**Exercise brief:**
How many lines in the entries below contain the word "price"? Answer with the number and nothing else.

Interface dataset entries

* * *

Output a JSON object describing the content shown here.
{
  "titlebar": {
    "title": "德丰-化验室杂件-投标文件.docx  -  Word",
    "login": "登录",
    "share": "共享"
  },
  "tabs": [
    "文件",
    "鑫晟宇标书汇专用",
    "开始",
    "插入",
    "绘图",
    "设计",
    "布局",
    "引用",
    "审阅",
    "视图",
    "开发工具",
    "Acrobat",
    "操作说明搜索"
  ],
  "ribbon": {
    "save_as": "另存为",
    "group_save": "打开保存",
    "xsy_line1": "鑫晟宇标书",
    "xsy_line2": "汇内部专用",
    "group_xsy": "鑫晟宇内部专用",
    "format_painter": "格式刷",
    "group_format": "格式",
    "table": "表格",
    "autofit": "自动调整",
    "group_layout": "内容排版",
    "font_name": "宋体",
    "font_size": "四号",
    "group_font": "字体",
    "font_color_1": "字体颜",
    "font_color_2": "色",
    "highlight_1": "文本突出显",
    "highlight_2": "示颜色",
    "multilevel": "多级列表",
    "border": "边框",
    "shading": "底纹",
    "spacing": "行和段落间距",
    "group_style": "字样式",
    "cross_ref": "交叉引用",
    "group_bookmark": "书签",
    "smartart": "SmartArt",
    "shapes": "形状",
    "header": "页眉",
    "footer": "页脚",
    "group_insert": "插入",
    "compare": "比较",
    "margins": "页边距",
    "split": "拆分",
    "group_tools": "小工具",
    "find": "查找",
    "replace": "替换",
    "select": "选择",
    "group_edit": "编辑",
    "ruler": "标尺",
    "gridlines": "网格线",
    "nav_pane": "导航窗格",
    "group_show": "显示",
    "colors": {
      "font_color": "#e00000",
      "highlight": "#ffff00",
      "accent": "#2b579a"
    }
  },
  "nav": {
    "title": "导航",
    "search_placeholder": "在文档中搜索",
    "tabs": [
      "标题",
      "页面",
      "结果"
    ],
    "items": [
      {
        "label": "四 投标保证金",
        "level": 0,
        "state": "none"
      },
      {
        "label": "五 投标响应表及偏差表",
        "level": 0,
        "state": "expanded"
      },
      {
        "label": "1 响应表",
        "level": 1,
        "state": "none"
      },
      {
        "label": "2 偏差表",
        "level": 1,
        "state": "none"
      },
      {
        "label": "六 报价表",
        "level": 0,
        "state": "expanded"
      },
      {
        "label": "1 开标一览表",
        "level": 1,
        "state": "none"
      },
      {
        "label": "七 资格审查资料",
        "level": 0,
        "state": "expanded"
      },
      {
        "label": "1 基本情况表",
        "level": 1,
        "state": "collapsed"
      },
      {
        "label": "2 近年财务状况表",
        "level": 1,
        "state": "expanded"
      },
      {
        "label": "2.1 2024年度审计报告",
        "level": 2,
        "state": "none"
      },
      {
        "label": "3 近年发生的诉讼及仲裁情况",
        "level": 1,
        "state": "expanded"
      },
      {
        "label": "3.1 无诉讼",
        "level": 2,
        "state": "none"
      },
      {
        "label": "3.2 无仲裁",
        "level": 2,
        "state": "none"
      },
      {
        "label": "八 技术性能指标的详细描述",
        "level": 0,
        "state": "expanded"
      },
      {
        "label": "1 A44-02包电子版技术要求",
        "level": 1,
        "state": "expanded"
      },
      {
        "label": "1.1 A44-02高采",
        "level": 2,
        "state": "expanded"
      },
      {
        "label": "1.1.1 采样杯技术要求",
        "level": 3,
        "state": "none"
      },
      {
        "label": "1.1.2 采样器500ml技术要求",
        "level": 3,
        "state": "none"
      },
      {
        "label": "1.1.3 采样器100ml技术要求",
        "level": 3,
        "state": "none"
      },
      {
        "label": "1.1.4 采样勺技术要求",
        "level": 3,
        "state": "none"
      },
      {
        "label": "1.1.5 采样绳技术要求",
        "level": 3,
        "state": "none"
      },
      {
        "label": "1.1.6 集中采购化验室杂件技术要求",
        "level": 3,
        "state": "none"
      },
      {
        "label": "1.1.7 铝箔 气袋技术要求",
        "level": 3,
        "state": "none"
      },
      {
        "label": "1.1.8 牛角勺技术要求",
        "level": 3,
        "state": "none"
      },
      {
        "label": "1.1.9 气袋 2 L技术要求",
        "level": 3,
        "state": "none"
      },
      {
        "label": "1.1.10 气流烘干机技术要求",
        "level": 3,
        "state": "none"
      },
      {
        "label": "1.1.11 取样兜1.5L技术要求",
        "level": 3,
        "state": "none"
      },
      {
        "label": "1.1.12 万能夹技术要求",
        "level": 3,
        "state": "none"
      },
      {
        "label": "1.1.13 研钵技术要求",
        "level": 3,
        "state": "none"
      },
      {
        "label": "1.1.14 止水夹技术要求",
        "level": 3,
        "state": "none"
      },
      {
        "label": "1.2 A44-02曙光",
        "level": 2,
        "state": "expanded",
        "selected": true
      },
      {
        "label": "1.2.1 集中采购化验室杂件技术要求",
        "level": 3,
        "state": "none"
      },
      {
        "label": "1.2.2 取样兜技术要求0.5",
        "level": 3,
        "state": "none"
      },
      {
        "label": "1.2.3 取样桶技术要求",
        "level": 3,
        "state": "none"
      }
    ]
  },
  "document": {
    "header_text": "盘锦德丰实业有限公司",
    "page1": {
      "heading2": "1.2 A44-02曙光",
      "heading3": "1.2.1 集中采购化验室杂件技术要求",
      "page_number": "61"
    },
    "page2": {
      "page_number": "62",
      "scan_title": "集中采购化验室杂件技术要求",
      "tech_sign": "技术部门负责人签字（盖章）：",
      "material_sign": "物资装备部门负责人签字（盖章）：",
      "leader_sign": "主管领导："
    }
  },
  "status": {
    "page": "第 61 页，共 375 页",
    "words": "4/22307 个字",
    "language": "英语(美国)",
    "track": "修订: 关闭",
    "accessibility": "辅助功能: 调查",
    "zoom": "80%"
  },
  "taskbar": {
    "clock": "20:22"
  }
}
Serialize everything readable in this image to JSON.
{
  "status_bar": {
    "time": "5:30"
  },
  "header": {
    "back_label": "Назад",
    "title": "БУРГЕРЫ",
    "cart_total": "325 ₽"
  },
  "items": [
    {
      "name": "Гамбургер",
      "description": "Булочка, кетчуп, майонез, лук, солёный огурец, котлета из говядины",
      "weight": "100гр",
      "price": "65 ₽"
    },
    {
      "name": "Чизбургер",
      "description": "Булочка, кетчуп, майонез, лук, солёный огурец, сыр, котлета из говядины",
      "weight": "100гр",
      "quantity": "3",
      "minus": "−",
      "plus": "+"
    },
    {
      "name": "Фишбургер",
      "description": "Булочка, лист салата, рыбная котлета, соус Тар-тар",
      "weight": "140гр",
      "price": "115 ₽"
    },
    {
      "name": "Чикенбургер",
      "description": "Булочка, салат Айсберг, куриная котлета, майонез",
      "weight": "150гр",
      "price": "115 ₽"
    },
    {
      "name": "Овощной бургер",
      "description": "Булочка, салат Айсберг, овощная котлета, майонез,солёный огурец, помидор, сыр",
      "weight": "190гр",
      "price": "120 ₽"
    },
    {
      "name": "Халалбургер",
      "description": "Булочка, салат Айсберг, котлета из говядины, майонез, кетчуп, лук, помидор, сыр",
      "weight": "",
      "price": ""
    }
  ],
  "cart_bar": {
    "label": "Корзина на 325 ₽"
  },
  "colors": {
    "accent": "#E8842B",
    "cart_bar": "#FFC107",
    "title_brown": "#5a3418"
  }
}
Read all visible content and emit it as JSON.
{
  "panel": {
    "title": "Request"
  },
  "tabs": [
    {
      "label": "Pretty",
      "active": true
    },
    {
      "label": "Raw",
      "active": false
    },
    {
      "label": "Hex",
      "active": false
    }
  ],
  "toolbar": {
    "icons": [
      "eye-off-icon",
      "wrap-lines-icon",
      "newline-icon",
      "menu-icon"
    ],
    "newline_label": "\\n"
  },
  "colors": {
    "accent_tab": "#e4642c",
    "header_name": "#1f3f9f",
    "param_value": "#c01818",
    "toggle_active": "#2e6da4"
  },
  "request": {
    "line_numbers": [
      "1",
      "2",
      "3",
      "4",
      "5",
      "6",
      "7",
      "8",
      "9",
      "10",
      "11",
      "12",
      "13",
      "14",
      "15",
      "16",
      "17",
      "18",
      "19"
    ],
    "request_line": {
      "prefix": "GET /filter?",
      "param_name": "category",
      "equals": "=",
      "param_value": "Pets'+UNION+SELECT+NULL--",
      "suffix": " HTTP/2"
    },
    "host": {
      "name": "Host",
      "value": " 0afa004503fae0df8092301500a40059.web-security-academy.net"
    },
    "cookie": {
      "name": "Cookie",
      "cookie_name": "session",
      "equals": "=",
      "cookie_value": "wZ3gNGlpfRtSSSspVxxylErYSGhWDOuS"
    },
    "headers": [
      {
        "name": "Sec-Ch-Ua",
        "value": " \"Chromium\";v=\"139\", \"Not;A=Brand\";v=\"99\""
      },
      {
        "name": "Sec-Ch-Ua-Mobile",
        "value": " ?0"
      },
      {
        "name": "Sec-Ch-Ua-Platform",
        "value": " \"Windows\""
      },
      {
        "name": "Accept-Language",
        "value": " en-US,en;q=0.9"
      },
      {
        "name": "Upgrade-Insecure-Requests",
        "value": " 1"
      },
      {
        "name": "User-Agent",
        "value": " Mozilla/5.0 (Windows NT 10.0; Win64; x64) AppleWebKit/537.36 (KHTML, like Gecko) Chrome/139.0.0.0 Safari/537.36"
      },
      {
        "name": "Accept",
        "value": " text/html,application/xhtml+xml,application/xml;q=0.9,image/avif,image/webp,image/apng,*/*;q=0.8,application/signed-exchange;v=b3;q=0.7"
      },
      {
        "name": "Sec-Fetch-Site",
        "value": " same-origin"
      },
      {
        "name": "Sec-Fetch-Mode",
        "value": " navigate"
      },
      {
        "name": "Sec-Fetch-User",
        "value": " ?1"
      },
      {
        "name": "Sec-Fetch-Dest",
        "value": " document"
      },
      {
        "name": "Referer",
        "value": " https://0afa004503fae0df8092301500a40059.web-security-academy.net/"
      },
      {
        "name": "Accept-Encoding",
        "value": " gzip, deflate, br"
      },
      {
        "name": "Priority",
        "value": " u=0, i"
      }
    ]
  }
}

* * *

**Result of this exercise:**
5